Bank of America Plaza, SunTrust Plaza,One Atlantic Center, 191 Peachtree Tower, Westin Peachtree Plaza Hotel, Georgia-Pacific Tower,Promenade II, AT&T Midtown Center,3344 Peachtree,1180 Peachtree
Firms, Universities, and Organizations
Atlanta is home to a number of progressive architecture firms, including the award-winning, internationally acclaimed Mack Scogin Merrill Elam Architects (formerly Scogin, Elam and Bray Architects). Contemporary practices include BLDGS, Lightroom, Dencity, G+G Architects, Houser Walker Architecture, plexus r+d, and Square Feet Studio. Large firms include Stevens & Wilkinson, Perkins and Will, TVS (Thompson, Ventulett, Stainback & Associates), Lord Aeck Sargent, Smallwood, Reynolds, Stewart, Stewart & Associates, and Cooper Carry Inc.

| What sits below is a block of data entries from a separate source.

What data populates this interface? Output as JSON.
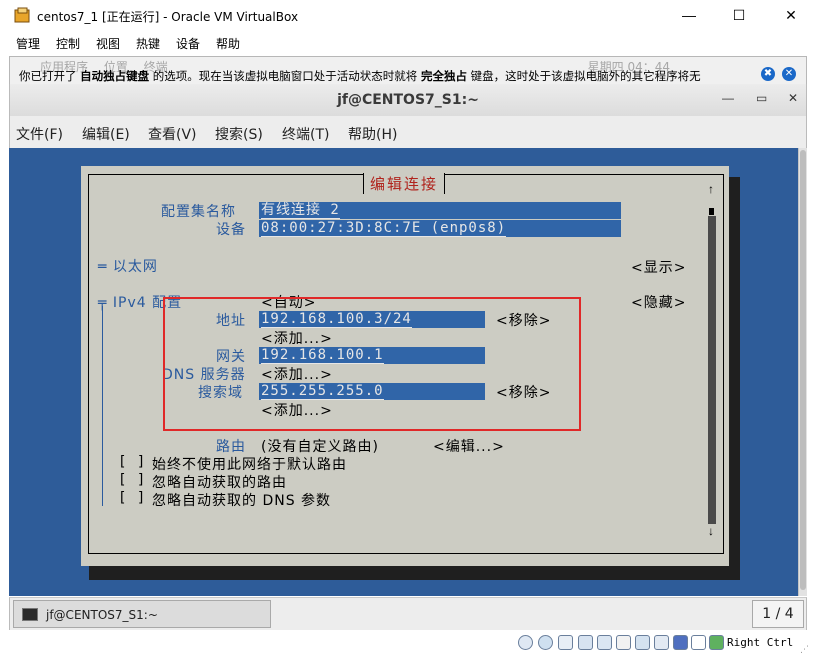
{
  "window": {
    "title": "centos7_1 [正在运行] - Oracle VM VirtualBox",
    "minimize": "—",
    "maximize": "☐",
    "close": "✕"
  },
  "vb_menu": [
    "管理",
    "控制",
    "视图",
    "热键",
    "设备",
    "帮助"
  ],
  "notification": {
    "behind_text": "应用程序　 位置　 终端　　　　　　　　　　　　　　　　　　　　　　　　　　　　　　　　　　　星期四 04：44",
    "part1": "你已打开了 ",
    "bold1": "自动独占键盘",
    "part2": " 的选项。现在当该虚拟电脑窗口处于活动状态时就将 ",
    "bold2": "完全独占",
    "part3": " 键盘，这时处于该虚拟电脑外的其它程序将无"
  },
  "terminal": {
    "title": "jf@CENTOS7_S1:~",
    "menu": [
      "文件(F)",
      "编辑(E)",
      "查看(V)",
      "搜索(S)",
      "终端(T)",
      "帮助(H)"
    ],
    "ctrl_min": "—",
    "ctrl_max": "▭",
    "ctrl_close": "✕"
  },
  "nmtui": {
    "dialog_title": "编辑连接",
    "profile_name_label": "配置集名称",
    "profile_name_value": "有线连接 2",
    "device_label": "设备",
    "device_value": "08:00:27:3D:8C:7E (enp0s8)",
    "ethernet_label": "═ 以太网",
    "ethernet_action": "<显示>",
    "ipv4_label": "╤ IPv4 配置",
    "ipv4_mode": "<自动>",
    "ipv4_action": "<隐藏>",
    "address_label": "地址",
    "address_value": "192.168.100.3/24",
    "remove_label": "<移除>",
    "add_label": "<添加...>",
    "gateway_label": "网关",
    "gateway_value": "192.168.100.1",
    "dns_label": "DNS 服务器",
    "search_label": "搜索域",
    "search_value": "255.255.255.0",
    "routing_label": "路由",
    "routing_value": "(没有自定义路由)",
    "edit_label": "<编辑...>",
    "checkboxes": [
      {
        "box": "[ ]",
        "label": "始终不使用此网络于默认路由"
      },
      {
        "box": "[ ]",
        "label": "忽略自动获取的路由"
      },
      {
        "box": "[ ]",
        "label": "忽略自动获取的 DNS 参数"
      }
    ],
    "scroll_up": "↑",
    "scroll_down": "↓"
  },
  "taskbar": {
    "task_label": "jf@CENTOS7_S1:~",
    "pager": "1 / 4"
  },
  "statusbar": {
    "host_key": "Right Ctrl",
    "icons": [
      "hard-disk-icon",
      "optical-drive-icon",
      "audio-icon",
      "network-icon",
      "usb-icon",
      "shared-folder-icon",
      "display-icon",
      "video-capture-icon",
      "virtualization-icon",
      "mouse-integration-icon",
      "keyboard-capture-icon"
    ]
  },
  "colors": {
    "terminal_bg": "#2e5c99",
    "dialog_bg": "#ccccc3",
    "field_bg": "#3065a8",
    "dialog_title": "#b0241d",
    "highlight_box": "#e02828"
  }
}
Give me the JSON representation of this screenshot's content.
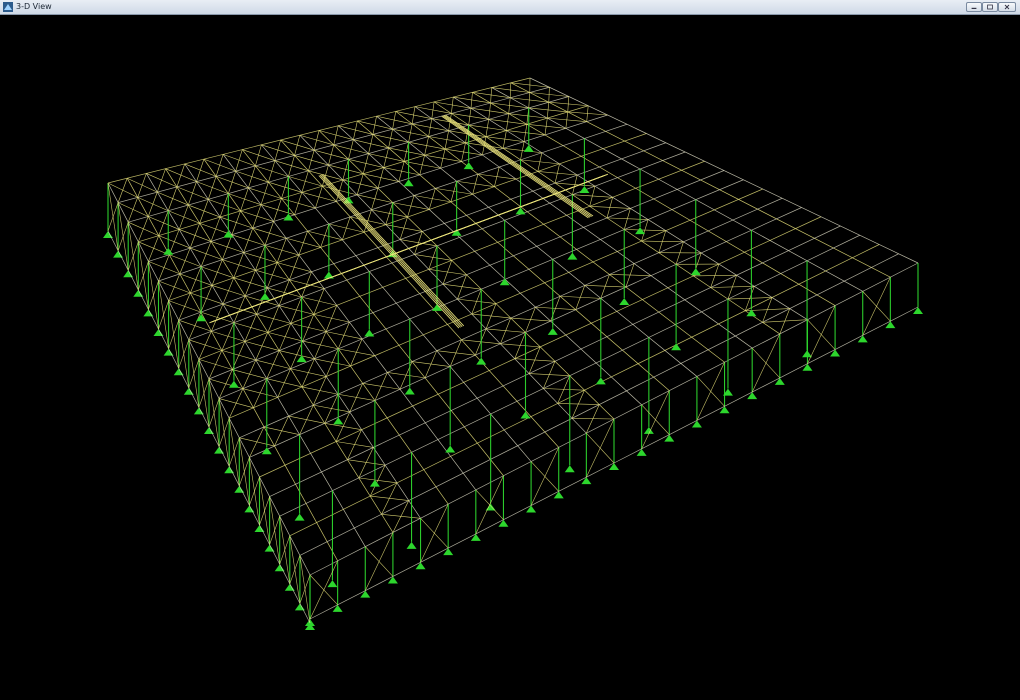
{
  "window": {
    "title": "3-D View"
  },
  "colors": {
    "frame_primary": "#e9e27a",
    "frame_secondary": "#d8d6c0",
    "support": "#2dd62d",
    "background": "#000000"
  },
  "icons": {
    "app": "structure-app-icon",
    "minimize": "minimize-icon",
    "maximize": "maximize-icon",
    "close": "close-icon"
  }
}
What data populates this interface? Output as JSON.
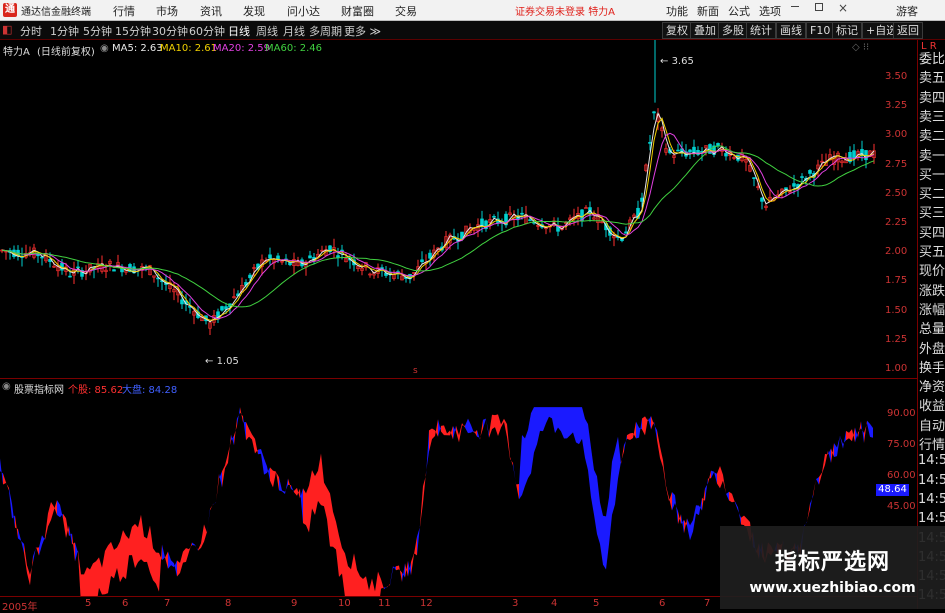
{
  "app": {
    "title": "通达信金融终端",
    "status": "证券交易未登录",
    "stock": "特力A",
    "user": "游客"
  },
  "menu": [
    "行情",
    "市场",
    "资讯",
    "发现",
    "问小达",
    "财富圈",
    "交易"
  ],
  "right_menu": [
    "功能",
    "新面",
    "公式",
    "选项"
  ],
  "periods": [
    "分时",
    "1分钟",
    "5分钟",
    "15分钟",
    "30分钟",
    "60分钟",
    "日线",
    "周线",
    "月线",
    "多周期",
    "更多"
  ],
  "active_period": "日线",
  "right_tools": [
    "复权",
    "叠加",
    "多股",
    "统计",
    "画线",
    "F10",
    "标记",
    "+自选",
    "返回"
  ],
  "main": {
    "name": "特力A",
    "mode": "(日线前复权)",
    "ma": [
      {
        "label": "MA5: 2.63",
        "color": "#e8e8e8"
      },
      {
        "label": "MA10: 2.61",
        "color": "#f0d000"
      },
      {
        "label": "MA20: 2.59",
        "color": "#e040e0"
      },
      {
        "label": "MA60: 2.46",
        "color": "#40d040"
      }
    ],
    "high_label": "3.65",
    "low_label": "1.05",
    "yticks": [
      "3.50",
      "3.25",
      "3.00",
      "2.75",
      "2.50",
      "2.25",
      "2.00",
      "1.75",
      "1.50",
      "1.25",
      "1.00"
    ]
  },
  "sub": {
    "name": "股票指标网",
    "stock_label": "个股: 85.62",
    "market_label": "大盘: 84.28",
    "yticks": [
      "90.00",
      "75.00",
      "60.00",
      "45.00"
    ],
    "cursor_value": "48.64"
  },
  "sidebar": [
    "委比",
    "卖五",
    "卖四",
    "卖三",
    "卖二",
    "卖一",
    "买一",
    "买二",
    "买三",
    "买四",
    "买五",
    "现价",
    "涨跌",
    "涨幅",
    "总量",
    "外盘",
    "换手",
    "净资",
    "收益",
    "自动",
    "行情",
    "14:5",
    "14:5",
    "14:5",
    "14:5",
    "14:5",
    "14:5",
    "14:5",
    "14:5"
  ],
  "xaxis": [
    "2005年",
    "5",
    "6",
    "7",
    "8",
    "9",
    "10",
    "11",
    "12",
    "3",
    "4",
    "5",
    "6",
    "7"
  ],
  "watermark": {
    "line1": "指标严选网",
    "line2": "www.xuezhibiao.com"
  },
  "colors": {
    "up": "#ff2020",
    "down": "#1a1aff",
    "ma60": "#40d040",
    "ma20": "#e040e0",
    "ma10": "#f0d000",
    "ma5": "#e8e8e8"
  }
}
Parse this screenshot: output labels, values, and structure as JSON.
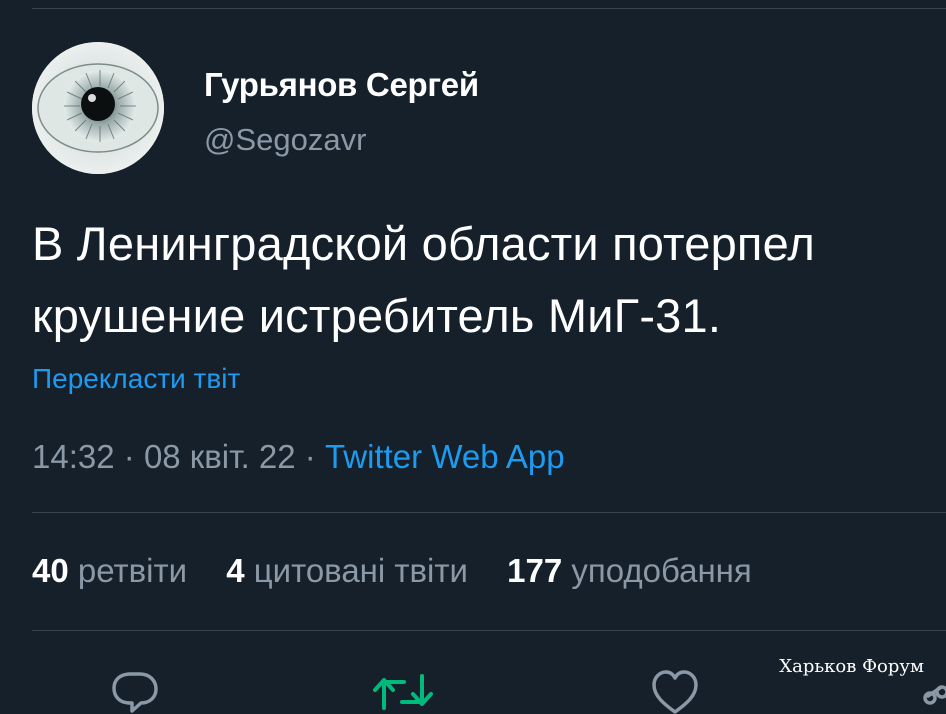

The Georgia Institute of Technology College of Architecture, located just west of midtown Atlanta offers both pre-professional undergraduate and professional graduate degrees in architecture, and hosts regular lectures and symposia of interest to students and professionals. Kennesaw State University formerly known as Southern Polytechnic State University in Marietta, a suburb of Atlanta, offers a five-year professional undergraduate degree and also hosts lectures and exhibits works in the architecture building’s gallery space.
The Young Architects Forum of the Atlanta chapter of the American Institute of Architects sponsors open design competitions, exhibits, and lectures of interest to the profession and the general public. MA! hosts Design is Human Atlanta an independent organization which presents the yearly MA Tours of contemporary homes, special lectures, and design industry events.
Source From Wikipedia